At its best, the waiver system allows fringe players to find situations for which they’re best suited. A good recent example is that of Stolmy Pimentel, an out-of-options reliever who couldn’t break camp with the Pirates but got claimed by the Rangers, who had greater flexibility in their bullpen than Pittsburgh did. Pimentel has mostly performed well in Texas so far.
At its worst, though, the system is disruptive, and one potential problem is that a team can claim players it has no intention of using on its big-league roster and essentially take a free shot at trying to sneak them through waivers again and use them as minor-league depth. That might have been what the Blue Jays were trying to do with Wells and several other players during that period, and we might be seeing it again with, say, the Dodgers’ recent claims and immediate outrights longtime Reds farmhands Daniel Corcino and Ryan Dennick. The possibility of outrighting Hassan was surely at least part of the reason Hassan got claimed so many times. If it was, the teams who claimed him were behaving rationally, given the rules currently in place. They claimed him and tried to sneak him through waivers; as long as they didn’t mind him occupying a roster spot for a few days or weeks, they didn’t lose anything as a result of having claimed him, and were no worse for wear when their attempts to sneak him through waivers didn’t work.

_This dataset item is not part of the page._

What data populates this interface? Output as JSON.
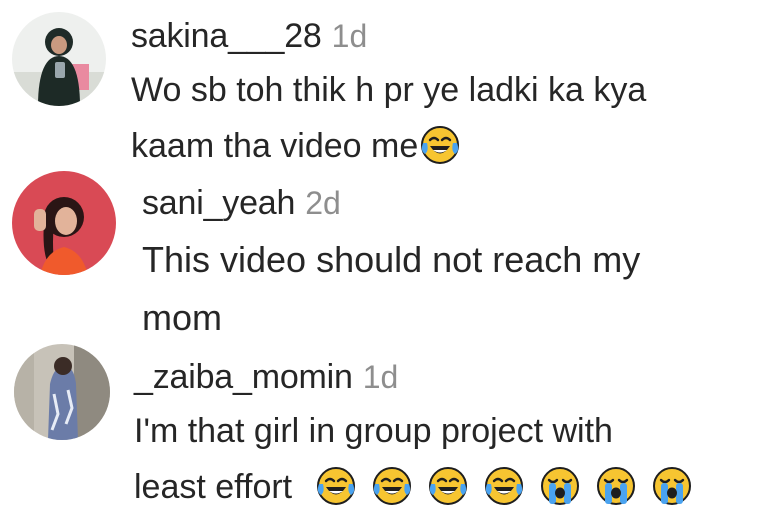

In my 2013 post, I suggested that a team claiming a player should have keep him on its 40-man roster for 30 days before designating him again. That would have been an improvement over the current system, but upon reflection, it might not have given teams an appropriate amount of flexibility, since injuries can crop up at any time and force teams to change their plans.

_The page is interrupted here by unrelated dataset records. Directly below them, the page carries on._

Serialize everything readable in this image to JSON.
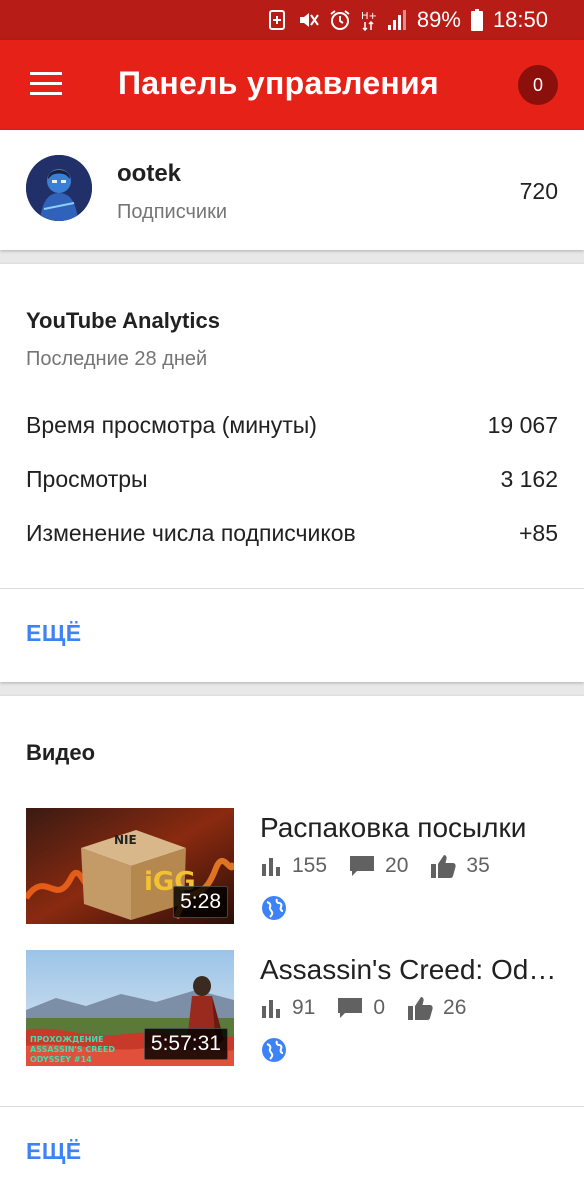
{
  "status_bar": {
    "battery_percent": "89%",
    "time": "18:50",
    "icons": [
      "data-saver-icon",
      "mute-icon",
      "alarm-icon",
      "h-plus-data-icon",
      "signal-icon",
      "battery-icon"
    ]
  },
  "app_bar": {
    "title": "Панель управления",
    "notifications_count": "0",
    "accent_color": "#e62117"
  },
  "channel": {
    "name": "ootek",
    "subscribers_label": "Подписчики",
    "subscribers_count": "720"
  },
  "analytics": {
    "title": "YouTube Analytics",
    "period": "Последние 28 дней",
    "metrics": [
      {
        "label": "Время просмотра (минуты)",
        "value": "19 067"
      },
      {
        "label": "Просмотры",
        "value": "3 162"
      },
      {
        "label": "Изменение числа подписчиков",
        "value": "+85"
      }
    ],
    "more_label": "ЕЩЁ"
  },
  "videos": {
    "title": "Видео",
    "items": [
      {
        "title": "Распаковка посылки",
        "duration": "5:28",
        "views": "155",
        "comments": "20",
        "likes": "35",
        "visibility": "public"
      },
      {
        "title": "Assassin's Creed: Odyssey",
        "duration": "5:57:31",
        "views": "91",
        "comments": "0",
        "likes": "26",
        "visibility": "public"
      }
    ],
    "more_label": "ЕЩЁ"
  }
}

An alternate possibility, then, might be to make every player designated for assignment eligible for free agency if he has previously been claimed in a specified time frame — say, the last 60 days. Such a player could also again receive the right to opt for free agency if he’s outrighted as a result of that DFA, even if he’s being outrighted for the first time. That would free the player to sign wherever he liked, as quickly as he liked, and allow him to find the situation and contract that fit him best. It would also disincentivize the practice of claiming a player purely to try to sneak him into the minors.